"It was huge," said Dmitry Chesnokov, a Washington-based correspondent for Sovetsky Sport. "They've been a Cinderella story. But people in Russia loved it especially because the Russian players contributed so much to the success of this franchise. Those guys, they made the country proud, you know? When Fedorov was traded here, one of the headlines was 'Russians Invade Washington.' "

Slava Malamud, a U.S. based-correspondent for a competing Russian sports publication, Sport Express, agreed. He and Chesnokov cover the Capitals' home games on a regular basis.

"The Washington Capitals have officially become Russia's most popular team outside of Russia," Malamud said. "It could even be Russia's most popular hockey team, period, because everyone roots for them. Every year, Russians follow the NHL playoffs, hoping that a team with a lot of Russians will get knocked out so they can play in the World Championships. This year, they love the Caps so much, fans don't care about the national team. They want them to win the Stanley Cup."

The games will be broadcast in Russia, beginning at 3 a.m. in Moscow. But that hasn't stopped fans from booking tables at a popular Moscow sports pub, Sportland, to watch them, according to Chesnokov. Russians visiting the United States in recent weeks, Chesnokov said, have been stocking up on Capitals apparel and selling it for huge markups upon returning home.

Backstrom's outstanding rookie campaign, coupled with the Capitals' thrilling late-season playoff push, has received big play in Sweden, particularly in his home town of Gavle, where a local paper has a blog dedicated to Backstrom, called Backisbloggen. It has received 50,000 page views since the start of the season, according to sports writer Magnus Hagerborn. Hagerborn said tonight's game will be broadcast live in Sweden.

"The NHL playoffs are always big in Sweden, it's always been.

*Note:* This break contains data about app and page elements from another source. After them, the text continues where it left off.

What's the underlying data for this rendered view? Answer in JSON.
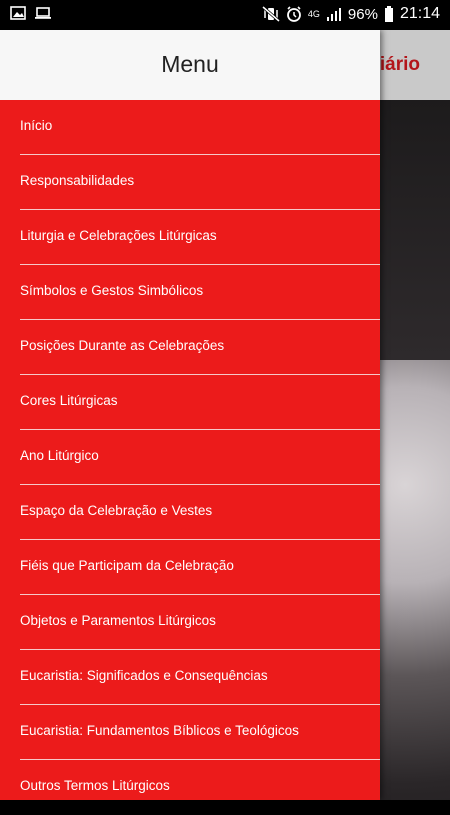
{
  "status_bar": {
    "battery_percent": "96%",
    "time": "21:14",
    "network": "4G"
  },
  "app": {
    "title_partial": "iário"
  },
  "drawer": {
    "title": "Menu",
    "items": [
      {
        "label": "Início"
      },
      {
        "label": "Responsabilidades"
      },
      {
        "label": "Liturgia e Celebrações Litúrgicas"
      },
      {
        "label": "Símbolos e Gestos Simbólicos"
      },
      {
        "label": "Posições Durante as Celebrações"
      },
      {
        "label": "Cores Litúrgicas"
      },
      {
        "label": "Ano Litúrgico"
      },
      {
        "label": "Espaço da Celebração e Vestes"
      },
      {
        "label": "Fiéis que Participam da Celebração"
      },
      {
        "label": "Objetos e Paramentos Litúrgicos"
      },
      {
        "label": "Eucaristia: Significados e Consequências"
      },
      {
        "label": "Eucaristia: Fundamentos Bíblicos e Teológicos"
      },
      {
        "label": "Outros Termos Litúrgicos"
      }
    ]
  },
  "colors": {
    "drawer_bg": "#ec1b1b",
    "header_bg": "#f7f7f7",
    "app_title": "#b3151a"
  }
}
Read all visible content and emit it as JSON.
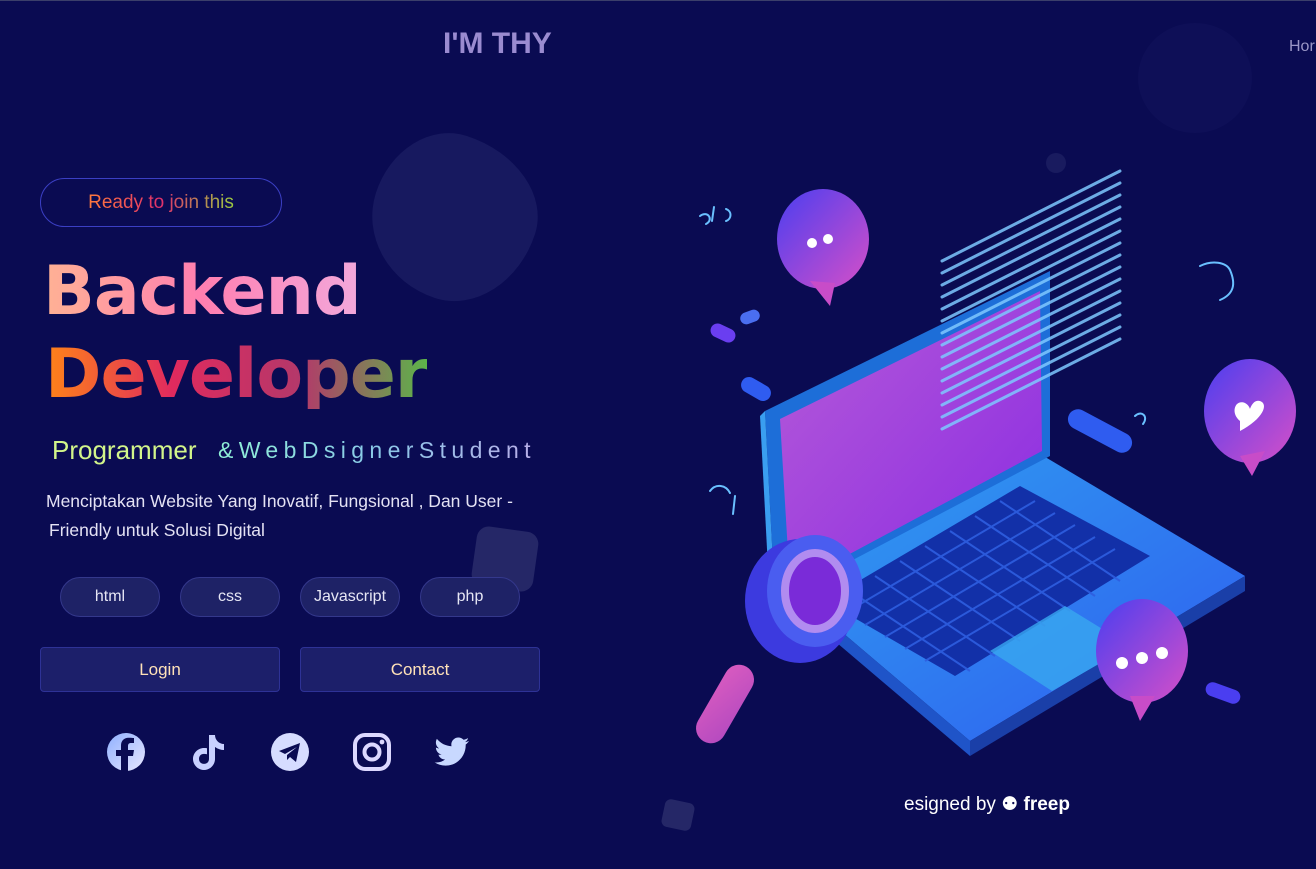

People were definitely rooting for the Capitals to make the playoffs, the Rangers, too, and all of the teams with a lot of Swedes," said Henrik Ek, a New York-based freelance journalist who writes for several Swedish publications. "The day they got in, the headlines were, 'Backstrom makes the playoffs' and 'Backstrom did it.' The tabloids have had stories on him. He's a big story right now."

All the attention they're getting back home is not lost on the players or their coach.

"There's a good reason to gravitate toward us," said Coach Bruce Boudreau, who grew up in Toronto. "I talked to people back home and everyone back in Canada. It's a Cinderella story they don't want to end."

© 2008 The Washington Post Company